=== Exercise directions ===
Look below for the line with "Decode this image". Extract that line and each one after it through the last, word for word.

START Records for the task

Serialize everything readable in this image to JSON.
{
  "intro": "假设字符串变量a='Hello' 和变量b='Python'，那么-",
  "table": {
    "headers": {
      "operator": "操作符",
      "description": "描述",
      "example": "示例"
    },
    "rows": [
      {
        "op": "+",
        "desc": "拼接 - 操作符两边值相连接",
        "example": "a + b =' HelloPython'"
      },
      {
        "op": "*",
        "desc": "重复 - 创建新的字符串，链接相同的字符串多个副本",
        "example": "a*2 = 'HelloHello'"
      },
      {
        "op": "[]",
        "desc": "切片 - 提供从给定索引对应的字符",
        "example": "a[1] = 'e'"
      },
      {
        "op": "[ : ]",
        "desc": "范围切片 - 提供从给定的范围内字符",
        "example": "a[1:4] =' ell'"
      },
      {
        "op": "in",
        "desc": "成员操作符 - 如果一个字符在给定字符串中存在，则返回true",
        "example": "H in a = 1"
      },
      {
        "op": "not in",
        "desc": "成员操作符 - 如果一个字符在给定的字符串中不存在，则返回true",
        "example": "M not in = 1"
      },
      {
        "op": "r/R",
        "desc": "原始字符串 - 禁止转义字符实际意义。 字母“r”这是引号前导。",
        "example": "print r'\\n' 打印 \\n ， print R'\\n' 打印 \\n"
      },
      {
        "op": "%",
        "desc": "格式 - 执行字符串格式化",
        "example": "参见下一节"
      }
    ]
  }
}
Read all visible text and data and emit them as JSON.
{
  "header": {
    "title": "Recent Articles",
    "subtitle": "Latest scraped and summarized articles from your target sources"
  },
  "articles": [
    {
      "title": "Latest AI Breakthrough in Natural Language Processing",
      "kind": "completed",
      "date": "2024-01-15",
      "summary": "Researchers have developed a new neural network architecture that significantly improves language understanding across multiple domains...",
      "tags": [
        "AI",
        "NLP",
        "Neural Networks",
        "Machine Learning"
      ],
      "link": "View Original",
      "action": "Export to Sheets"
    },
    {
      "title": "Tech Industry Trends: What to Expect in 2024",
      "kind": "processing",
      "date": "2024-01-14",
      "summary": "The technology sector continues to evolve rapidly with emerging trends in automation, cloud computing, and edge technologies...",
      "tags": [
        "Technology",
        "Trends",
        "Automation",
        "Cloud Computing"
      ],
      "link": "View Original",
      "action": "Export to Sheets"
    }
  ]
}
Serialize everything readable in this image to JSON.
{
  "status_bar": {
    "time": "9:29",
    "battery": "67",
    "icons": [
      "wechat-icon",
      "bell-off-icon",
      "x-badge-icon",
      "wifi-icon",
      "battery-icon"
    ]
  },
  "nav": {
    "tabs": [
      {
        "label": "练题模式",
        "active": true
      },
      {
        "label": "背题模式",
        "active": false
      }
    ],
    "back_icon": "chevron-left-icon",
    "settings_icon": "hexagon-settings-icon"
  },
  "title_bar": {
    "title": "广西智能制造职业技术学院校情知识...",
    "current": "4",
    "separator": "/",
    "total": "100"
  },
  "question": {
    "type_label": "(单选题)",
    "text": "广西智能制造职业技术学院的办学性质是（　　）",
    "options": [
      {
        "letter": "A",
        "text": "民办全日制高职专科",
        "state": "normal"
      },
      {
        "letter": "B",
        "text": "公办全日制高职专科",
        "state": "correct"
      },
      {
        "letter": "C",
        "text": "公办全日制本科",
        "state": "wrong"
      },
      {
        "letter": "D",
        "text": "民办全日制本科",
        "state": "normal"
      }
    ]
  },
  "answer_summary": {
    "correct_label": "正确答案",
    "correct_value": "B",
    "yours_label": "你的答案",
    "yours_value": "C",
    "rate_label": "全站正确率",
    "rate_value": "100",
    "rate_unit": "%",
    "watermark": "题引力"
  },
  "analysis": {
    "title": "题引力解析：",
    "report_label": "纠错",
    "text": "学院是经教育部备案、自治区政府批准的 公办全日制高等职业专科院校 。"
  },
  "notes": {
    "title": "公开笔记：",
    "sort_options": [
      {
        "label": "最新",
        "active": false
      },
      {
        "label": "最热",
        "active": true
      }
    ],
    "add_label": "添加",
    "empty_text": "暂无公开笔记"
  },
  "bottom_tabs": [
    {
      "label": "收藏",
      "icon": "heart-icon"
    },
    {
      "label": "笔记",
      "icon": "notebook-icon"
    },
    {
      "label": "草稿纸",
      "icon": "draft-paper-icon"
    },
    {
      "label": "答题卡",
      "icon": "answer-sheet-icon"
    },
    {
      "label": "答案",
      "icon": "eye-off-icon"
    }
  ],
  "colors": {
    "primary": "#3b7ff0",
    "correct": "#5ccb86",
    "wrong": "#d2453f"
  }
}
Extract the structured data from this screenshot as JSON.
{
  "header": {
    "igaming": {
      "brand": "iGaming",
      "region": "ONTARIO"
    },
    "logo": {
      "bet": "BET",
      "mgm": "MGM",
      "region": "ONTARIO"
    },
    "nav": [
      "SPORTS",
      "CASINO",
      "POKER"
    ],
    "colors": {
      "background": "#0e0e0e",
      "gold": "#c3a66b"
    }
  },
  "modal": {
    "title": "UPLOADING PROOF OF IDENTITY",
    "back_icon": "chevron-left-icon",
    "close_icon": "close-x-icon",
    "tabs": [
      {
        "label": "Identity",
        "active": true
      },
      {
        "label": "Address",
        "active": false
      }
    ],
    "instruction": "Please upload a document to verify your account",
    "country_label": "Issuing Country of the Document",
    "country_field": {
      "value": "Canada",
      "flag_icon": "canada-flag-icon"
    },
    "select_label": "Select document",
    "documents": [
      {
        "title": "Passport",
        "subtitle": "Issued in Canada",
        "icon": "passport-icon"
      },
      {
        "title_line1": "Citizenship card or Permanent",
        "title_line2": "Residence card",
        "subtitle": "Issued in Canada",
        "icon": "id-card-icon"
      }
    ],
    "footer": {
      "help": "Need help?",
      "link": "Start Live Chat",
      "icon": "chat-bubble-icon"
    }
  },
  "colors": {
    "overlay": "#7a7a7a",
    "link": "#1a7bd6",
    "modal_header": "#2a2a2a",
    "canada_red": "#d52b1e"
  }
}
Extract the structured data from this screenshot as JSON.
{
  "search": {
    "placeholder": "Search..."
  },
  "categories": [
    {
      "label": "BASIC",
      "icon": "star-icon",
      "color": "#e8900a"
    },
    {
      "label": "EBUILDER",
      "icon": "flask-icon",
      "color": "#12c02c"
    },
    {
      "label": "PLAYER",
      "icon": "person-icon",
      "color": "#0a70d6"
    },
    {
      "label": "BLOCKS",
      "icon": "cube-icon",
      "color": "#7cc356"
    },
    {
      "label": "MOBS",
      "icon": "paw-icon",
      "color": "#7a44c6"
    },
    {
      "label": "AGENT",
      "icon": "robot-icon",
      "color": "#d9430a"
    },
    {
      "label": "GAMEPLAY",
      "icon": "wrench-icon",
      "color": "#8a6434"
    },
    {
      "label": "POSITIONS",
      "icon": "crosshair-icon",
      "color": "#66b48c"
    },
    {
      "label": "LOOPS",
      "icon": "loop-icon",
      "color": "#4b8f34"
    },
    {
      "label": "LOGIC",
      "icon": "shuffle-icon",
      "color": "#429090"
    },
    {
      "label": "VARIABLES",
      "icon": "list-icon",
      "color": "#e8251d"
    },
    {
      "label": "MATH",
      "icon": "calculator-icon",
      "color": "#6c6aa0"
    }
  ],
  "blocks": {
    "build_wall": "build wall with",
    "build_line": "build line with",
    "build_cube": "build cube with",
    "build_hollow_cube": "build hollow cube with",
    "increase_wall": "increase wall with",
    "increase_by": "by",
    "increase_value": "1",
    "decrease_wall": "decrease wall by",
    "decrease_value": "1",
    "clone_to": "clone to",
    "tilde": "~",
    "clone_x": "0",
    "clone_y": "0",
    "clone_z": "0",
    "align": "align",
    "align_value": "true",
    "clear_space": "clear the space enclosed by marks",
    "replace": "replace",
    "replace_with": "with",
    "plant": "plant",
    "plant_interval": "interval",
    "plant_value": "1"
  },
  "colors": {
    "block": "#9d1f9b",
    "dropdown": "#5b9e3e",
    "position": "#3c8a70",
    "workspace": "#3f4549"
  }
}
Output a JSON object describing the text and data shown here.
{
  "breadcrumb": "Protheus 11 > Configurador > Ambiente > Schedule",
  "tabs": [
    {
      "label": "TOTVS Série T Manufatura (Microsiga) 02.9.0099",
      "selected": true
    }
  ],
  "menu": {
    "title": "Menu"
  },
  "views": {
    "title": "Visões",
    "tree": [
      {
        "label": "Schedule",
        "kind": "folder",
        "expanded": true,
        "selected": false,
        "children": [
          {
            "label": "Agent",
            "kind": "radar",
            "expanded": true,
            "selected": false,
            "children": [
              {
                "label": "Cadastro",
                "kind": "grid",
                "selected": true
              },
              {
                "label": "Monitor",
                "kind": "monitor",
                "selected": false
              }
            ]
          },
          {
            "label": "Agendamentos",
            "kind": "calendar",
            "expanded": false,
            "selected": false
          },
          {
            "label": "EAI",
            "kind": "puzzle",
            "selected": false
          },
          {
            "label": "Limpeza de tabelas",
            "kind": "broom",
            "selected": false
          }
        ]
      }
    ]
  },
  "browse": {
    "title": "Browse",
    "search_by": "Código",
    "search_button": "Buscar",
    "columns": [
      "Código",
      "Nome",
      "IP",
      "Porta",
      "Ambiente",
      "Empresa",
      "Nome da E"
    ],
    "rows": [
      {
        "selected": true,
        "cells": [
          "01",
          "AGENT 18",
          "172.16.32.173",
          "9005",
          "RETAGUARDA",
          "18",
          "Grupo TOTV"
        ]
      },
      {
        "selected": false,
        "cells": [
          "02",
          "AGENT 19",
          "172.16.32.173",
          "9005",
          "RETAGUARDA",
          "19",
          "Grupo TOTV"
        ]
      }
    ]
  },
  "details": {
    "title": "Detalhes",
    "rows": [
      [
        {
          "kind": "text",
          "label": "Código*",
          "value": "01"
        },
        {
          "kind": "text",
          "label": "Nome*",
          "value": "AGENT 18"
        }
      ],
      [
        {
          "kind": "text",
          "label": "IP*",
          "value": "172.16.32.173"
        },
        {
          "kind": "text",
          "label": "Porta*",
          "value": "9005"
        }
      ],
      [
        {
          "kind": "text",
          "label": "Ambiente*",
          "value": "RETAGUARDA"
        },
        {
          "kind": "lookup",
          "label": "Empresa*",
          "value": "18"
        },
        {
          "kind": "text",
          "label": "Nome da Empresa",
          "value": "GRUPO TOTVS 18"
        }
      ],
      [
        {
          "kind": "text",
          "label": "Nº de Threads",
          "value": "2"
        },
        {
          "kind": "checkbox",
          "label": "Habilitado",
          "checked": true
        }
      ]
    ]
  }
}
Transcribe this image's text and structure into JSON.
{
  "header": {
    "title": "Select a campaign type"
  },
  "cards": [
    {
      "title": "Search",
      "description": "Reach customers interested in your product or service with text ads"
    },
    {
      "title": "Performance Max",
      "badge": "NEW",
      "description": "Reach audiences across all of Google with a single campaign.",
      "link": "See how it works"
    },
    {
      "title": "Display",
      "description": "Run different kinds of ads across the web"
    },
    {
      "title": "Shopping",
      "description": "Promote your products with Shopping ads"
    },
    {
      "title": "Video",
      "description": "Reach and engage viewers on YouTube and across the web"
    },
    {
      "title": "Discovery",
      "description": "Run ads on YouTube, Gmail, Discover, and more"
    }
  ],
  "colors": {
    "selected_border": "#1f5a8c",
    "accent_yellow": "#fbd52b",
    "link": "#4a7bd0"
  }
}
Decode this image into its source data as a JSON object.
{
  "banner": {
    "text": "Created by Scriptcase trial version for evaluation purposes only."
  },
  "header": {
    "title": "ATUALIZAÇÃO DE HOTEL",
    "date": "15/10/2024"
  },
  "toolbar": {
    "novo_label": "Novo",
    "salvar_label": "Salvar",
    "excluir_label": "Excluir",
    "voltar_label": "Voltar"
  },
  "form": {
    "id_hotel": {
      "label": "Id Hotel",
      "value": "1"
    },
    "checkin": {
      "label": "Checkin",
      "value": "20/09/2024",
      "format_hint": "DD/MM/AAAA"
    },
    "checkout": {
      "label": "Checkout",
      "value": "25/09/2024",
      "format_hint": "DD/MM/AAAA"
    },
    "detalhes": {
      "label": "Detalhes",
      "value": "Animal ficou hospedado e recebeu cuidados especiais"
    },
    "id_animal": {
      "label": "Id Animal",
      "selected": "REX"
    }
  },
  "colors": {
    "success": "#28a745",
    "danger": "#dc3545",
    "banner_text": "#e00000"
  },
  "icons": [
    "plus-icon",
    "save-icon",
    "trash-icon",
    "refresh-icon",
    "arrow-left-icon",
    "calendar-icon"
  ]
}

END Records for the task

=== Task output ===
Decode this image into its source data as a JSON object.
{
  "banner": {
    "text": "Created by Scriptcase trial version for evaluation purposes only."
  },
  "header": {
    "title": "ATUALIZAÇÃO DE HOTEL",
    "date": "15/10/2024"
  },
  "toolbar": {
    "novo_label": "Novo",
    "salvar_label": "Salvar",
    "excluir_label": "Excluir",
    "voltar_label": "Voltar"
  },
  "form": {
    "id_hotel": {
      "label": "Id Hotel",
      "value": "1"
    },
    "checkin": {
      "label": "Checkin",
      "value": "20/09/2024",
      "format_hint": "DD/MM/AAAA"
    },
    "checkout": {
      "label": "Checkout",
      "value": "25/09/2024",
      "format_hint": "DD/MM/AAAA"
    },
    "detalhes": {
      "label": "Detalhes",
      "value": "Animal ficou hospedado e recebeu cuidados especiais"
    },
    "id_animal": {
      "label": "Id Animal",
      "selected": "REX"
    }
  },
  "colors": {
    "success": "#28a745",
    "danger": "#dc3545",
    "banner_text": "#e00000"
  },
  "icons": [
    "plus-icon",
    "save-icon",
    "trash-icon",
    "refresh-icon",
    "arrow-left-icon",
    "calendar-icon"
  ]
}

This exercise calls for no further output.